Find the lines of data that contain the string "from", then list them.

> **PROVIDED ENTRIES**
----------
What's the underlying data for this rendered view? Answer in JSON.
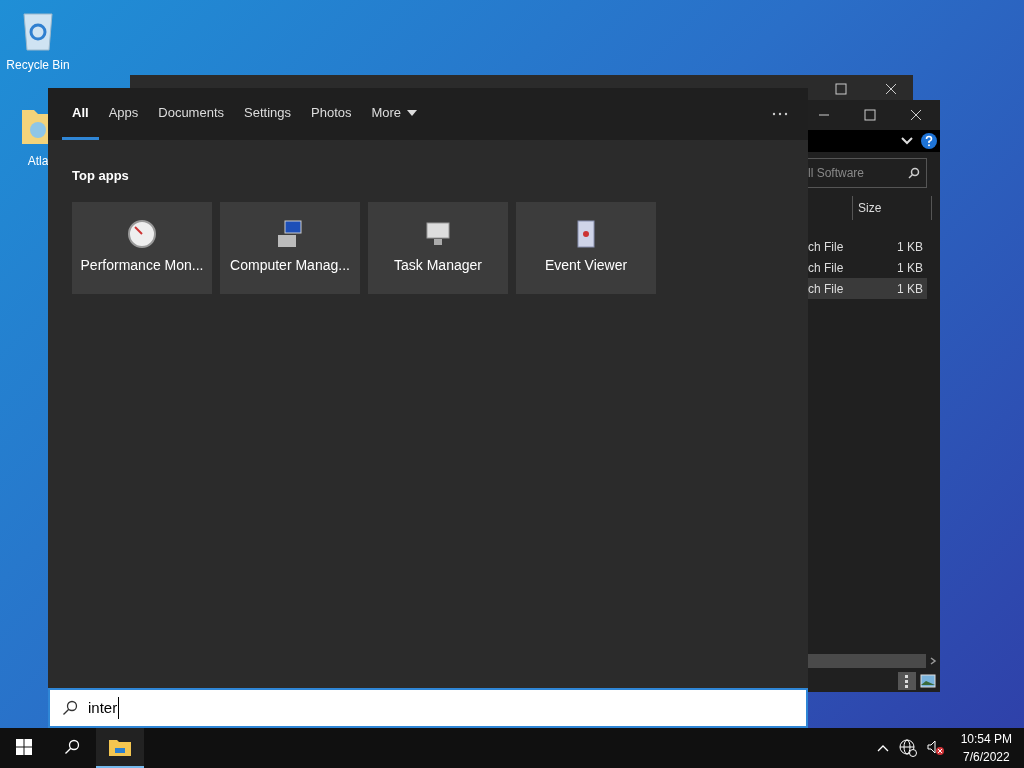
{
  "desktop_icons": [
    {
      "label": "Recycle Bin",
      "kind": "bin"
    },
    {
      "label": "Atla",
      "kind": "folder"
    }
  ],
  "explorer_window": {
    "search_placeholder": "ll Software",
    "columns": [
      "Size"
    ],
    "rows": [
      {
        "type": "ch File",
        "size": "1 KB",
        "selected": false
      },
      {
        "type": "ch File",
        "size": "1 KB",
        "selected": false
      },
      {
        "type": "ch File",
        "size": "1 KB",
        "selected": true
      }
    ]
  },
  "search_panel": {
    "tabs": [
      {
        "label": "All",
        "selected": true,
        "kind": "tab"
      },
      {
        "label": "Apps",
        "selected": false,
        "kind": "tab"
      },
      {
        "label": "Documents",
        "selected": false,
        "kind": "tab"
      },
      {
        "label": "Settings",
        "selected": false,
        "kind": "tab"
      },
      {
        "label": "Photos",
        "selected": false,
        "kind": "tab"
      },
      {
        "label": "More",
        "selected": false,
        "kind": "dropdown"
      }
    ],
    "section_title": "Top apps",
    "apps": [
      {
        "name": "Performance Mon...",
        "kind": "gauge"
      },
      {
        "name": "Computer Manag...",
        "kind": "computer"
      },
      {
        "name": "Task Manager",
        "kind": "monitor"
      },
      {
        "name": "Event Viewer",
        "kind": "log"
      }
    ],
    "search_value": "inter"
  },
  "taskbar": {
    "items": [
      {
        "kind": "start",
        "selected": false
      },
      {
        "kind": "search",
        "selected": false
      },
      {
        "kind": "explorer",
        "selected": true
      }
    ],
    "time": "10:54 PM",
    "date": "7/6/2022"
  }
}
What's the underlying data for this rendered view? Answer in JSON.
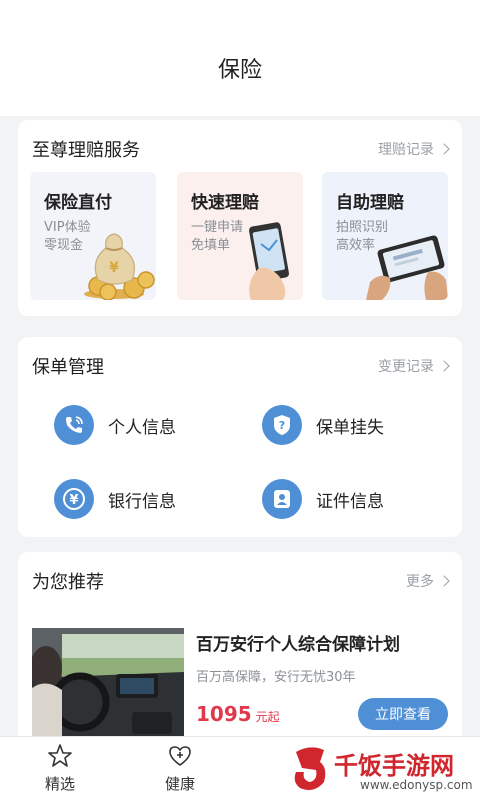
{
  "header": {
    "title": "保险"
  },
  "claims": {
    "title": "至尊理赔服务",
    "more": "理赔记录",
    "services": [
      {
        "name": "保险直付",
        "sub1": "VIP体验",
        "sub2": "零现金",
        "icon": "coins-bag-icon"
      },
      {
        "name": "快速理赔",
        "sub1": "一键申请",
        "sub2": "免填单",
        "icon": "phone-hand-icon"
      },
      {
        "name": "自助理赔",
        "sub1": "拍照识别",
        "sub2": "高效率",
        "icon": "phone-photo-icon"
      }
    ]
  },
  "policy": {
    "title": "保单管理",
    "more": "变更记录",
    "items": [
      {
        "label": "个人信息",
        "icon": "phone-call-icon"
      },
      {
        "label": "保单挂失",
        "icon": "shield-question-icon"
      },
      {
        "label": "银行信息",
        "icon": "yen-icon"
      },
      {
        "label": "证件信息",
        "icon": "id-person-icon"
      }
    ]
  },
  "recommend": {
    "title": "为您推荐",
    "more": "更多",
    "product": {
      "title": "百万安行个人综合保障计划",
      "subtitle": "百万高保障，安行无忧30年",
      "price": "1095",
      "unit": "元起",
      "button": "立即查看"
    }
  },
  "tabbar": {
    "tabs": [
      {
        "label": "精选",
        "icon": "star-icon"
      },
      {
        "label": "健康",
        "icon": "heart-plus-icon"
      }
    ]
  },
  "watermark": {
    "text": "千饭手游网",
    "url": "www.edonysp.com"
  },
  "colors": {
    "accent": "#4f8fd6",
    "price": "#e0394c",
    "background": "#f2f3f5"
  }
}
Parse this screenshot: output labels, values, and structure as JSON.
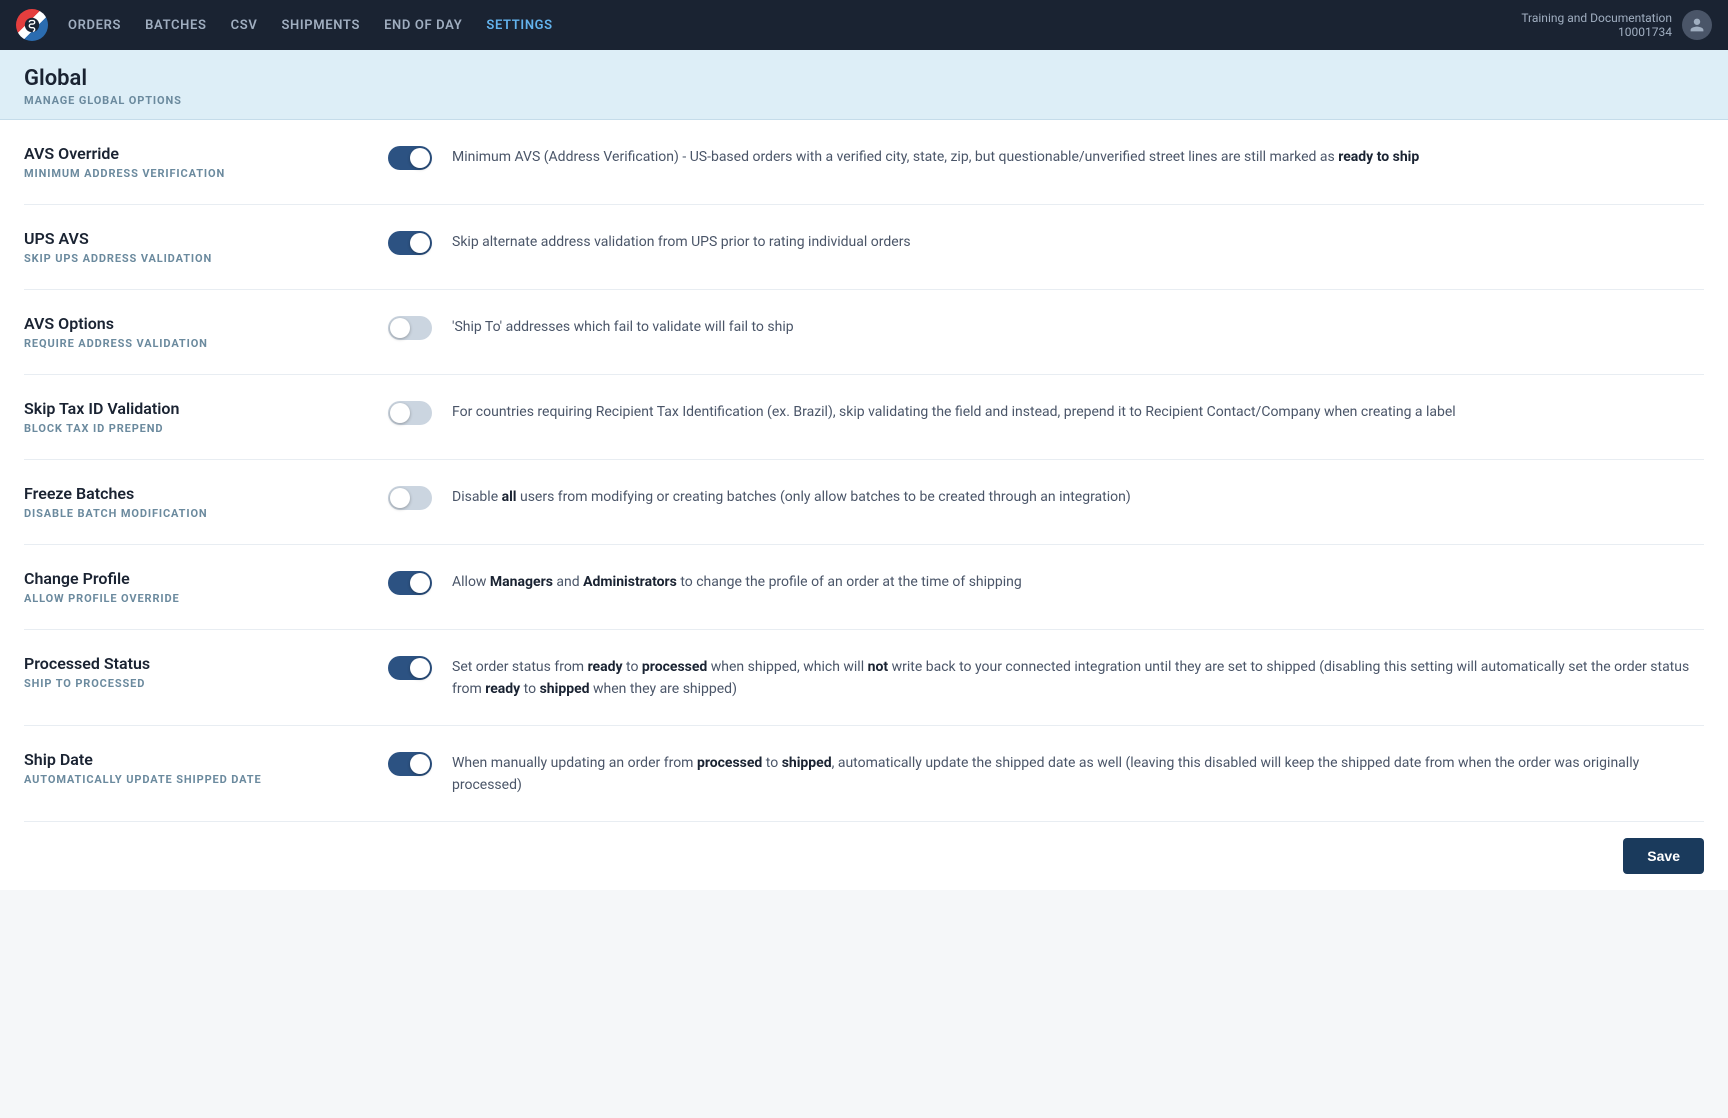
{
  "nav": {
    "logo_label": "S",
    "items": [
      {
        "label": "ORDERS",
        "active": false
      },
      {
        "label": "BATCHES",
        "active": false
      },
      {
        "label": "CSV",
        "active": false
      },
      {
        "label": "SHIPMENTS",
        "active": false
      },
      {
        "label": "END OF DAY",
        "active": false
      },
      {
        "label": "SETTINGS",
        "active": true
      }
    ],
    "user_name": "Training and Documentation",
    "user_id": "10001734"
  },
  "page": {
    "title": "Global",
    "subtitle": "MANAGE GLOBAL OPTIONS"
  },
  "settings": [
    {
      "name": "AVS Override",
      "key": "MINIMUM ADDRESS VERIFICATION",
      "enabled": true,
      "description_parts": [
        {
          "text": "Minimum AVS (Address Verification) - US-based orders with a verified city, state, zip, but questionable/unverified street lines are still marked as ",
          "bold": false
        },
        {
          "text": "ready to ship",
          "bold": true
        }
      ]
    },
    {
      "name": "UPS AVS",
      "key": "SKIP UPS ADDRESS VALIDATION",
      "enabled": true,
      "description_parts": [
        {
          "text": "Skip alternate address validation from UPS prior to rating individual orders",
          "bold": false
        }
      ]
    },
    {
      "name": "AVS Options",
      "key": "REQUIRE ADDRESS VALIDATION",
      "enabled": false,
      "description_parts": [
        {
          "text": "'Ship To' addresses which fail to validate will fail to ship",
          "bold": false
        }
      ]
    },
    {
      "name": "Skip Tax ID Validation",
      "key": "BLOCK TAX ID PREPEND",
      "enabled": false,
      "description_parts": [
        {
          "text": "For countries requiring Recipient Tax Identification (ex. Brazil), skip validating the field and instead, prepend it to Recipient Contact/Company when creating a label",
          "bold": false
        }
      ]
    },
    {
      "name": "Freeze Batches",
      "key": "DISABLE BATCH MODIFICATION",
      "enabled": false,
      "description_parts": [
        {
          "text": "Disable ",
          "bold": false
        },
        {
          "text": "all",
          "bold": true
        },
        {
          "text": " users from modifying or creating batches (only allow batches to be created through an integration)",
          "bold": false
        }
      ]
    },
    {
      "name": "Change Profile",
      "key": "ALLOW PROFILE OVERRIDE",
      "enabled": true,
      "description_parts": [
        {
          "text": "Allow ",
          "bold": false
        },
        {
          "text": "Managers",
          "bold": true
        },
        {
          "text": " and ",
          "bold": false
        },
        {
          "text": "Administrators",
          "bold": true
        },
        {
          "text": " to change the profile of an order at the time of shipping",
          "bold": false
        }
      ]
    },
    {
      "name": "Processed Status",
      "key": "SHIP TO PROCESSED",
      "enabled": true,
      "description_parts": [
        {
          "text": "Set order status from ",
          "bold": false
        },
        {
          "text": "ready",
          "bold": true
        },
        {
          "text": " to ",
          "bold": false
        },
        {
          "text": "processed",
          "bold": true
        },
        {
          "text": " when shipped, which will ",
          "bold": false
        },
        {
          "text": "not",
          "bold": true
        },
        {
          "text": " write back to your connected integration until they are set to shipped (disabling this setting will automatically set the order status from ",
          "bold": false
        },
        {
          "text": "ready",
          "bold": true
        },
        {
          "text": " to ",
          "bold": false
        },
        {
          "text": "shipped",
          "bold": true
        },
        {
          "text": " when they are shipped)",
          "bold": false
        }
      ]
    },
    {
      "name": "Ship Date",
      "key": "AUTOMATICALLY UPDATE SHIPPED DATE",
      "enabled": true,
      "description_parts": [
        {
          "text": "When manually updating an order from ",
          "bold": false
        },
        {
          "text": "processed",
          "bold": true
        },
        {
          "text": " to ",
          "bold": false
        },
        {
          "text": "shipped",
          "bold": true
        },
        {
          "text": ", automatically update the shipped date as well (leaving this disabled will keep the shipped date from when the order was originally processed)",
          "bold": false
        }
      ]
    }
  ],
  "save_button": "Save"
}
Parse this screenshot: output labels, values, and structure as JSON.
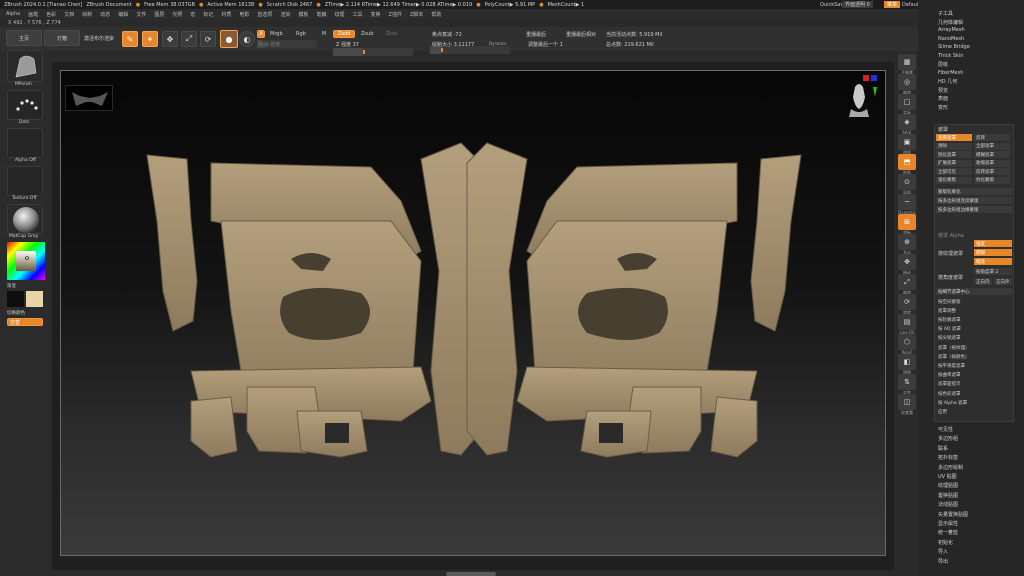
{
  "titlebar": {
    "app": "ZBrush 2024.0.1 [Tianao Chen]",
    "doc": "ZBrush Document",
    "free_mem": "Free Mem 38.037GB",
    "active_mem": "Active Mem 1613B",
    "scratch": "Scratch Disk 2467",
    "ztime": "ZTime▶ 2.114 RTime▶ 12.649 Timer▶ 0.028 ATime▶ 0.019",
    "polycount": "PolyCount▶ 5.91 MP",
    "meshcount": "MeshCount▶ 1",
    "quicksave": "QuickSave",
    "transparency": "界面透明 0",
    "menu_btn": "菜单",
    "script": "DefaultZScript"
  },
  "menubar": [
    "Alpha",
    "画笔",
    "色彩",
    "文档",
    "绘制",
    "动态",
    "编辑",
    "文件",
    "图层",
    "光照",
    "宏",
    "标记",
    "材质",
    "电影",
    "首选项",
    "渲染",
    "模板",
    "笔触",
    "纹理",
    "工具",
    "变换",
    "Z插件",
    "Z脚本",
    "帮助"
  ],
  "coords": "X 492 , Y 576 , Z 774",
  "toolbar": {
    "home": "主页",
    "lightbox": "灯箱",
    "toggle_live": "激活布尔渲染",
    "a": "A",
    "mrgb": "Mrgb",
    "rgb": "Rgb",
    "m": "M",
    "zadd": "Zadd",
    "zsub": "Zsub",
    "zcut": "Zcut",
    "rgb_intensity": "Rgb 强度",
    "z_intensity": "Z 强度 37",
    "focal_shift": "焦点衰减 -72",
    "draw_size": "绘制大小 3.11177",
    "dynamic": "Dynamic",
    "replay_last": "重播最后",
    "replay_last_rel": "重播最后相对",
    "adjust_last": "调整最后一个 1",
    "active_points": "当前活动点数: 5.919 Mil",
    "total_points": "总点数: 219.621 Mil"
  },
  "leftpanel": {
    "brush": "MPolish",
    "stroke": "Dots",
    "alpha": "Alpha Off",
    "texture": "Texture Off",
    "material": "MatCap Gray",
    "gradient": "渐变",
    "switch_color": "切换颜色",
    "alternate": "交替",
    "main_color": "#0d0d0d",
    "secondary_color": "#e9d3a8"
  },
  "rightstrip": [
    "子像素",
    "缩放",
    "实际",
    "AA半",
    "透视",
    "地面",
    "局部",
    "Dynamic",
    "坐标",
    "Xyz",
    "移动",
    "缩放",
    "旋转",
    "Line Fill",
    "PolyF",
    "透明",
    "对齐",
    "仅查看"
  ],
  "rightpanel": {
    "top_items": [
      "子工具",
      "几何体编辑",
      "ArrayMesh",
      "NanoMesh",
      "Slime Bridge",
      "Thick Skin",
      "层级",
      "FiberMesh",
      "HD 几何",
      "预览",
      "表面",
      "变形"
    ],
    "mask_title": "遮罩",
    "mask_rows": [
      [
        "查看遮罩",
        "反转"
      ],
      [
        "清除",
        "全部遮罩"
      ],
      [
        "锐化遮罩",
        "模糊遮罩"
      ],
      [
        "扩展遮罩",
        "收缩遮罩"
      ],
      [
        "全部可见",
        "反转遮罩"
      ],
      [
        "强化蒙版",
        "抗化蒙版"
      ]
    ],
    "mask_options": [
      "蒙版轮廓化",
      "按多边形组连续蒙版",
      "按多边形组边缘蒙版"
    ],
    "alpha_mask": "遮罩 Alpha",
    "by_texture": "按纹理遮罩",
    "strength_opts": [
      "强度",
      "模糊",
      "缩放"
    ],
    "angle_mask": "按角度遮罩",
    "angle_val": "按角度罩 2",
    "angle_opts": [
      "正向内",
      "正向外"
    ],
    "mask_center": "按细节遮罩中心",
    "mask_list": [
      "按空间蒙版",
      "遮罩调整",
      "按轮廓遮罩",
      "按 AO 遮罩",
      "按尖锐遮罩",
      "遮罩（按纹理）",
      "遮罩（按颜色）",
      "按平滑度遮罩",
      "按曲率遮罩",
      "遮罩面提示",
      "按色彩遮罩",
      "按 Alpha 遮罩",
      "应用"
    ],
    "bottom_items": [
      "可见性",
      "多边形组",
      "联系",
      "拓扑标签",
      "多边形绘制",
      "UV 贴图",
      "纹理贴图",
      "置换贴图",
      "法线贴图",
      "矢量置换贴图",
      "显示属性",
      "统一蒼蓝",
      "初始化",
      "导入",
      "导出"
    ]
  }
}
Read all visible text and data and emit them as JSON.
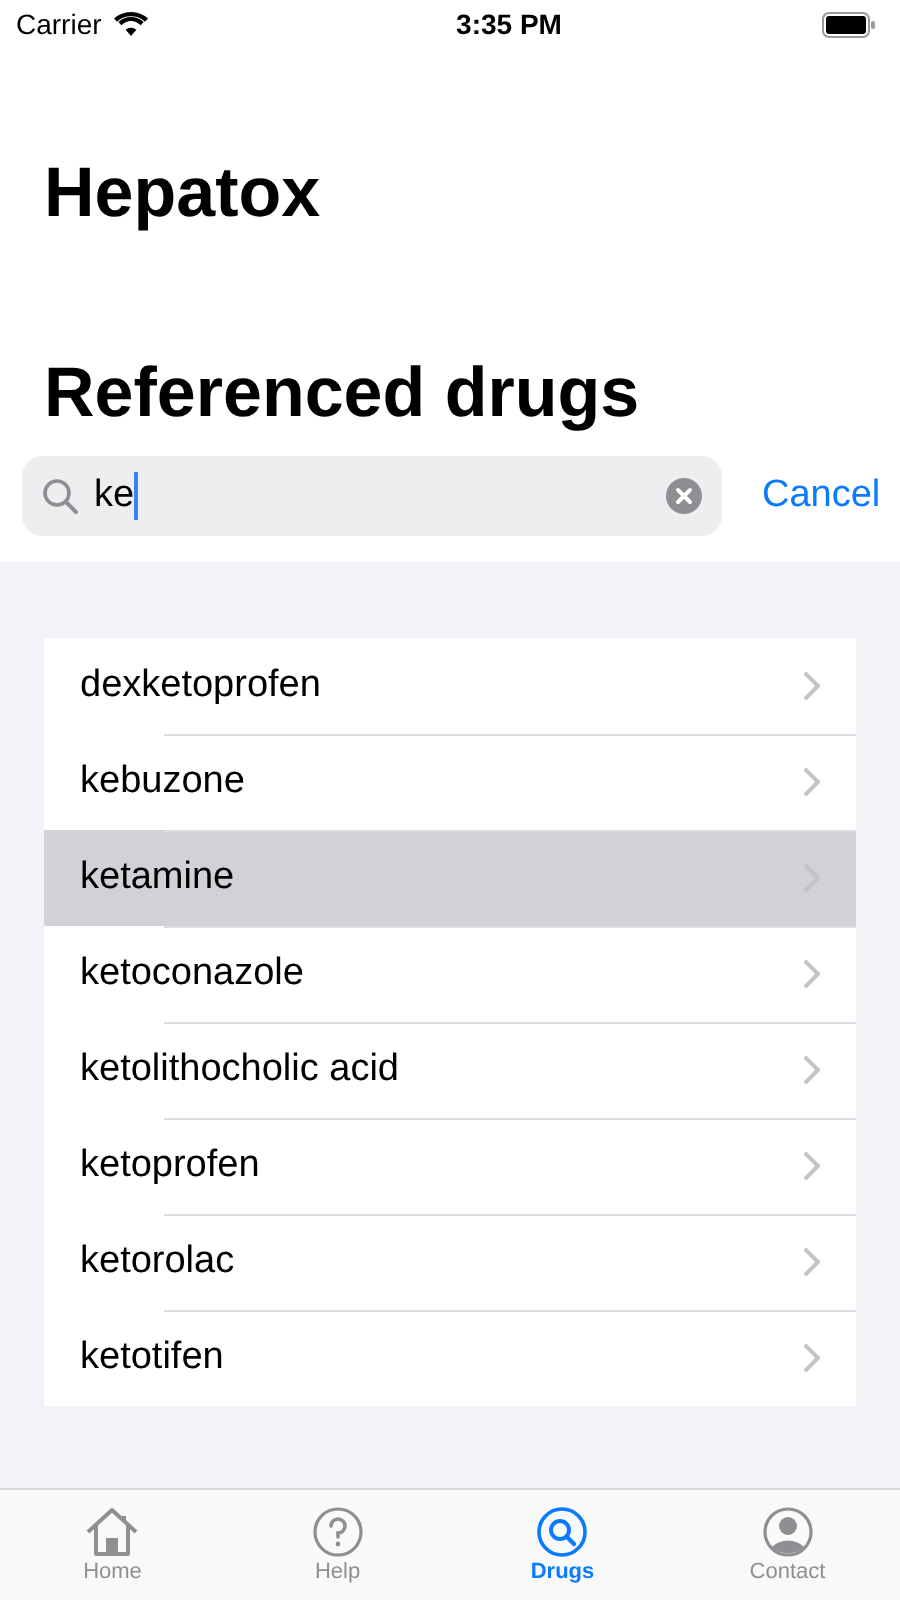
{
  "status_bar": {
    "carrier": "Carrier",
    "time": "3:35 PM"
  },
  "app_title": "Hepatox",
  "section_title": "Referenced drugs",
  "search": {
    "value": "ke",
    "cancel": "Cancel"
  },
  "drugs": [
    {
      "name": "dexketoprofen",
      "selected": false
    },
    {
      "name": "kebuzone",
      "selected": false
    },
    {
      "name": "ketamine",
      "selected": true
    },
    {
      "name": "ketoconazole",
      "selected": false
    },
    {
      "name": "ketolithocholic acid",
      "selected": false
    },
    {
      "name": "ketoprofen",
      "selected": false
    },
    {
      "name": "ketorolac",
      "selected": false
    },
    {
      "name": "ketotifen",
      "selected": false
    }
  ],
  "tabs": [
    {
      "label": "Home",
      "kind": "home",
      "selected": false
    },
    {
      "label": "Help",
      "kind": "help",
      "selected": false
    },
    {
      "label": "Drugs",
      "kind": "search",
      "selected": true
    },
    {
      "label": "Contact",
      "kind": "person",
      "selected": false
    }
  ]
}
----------
> **SOLUTION FOR THIS EXERCISE**
          "text": "Skip alternate address validation from UPS prior to rating individual orders",
          "text": " users from modifying or creating batches (only allow batches to be created through an integration)",
          "text": "Set order status from ",
          "text": " write back to your connected integration until they are set to shipped (disabling this setting will automatically set the order status from ",
          "text": "When manually updating an order from ",
          "text": ", automatically update the shipped date as well (leaving this disabled will keep the shipped date from when the order was originally processed)",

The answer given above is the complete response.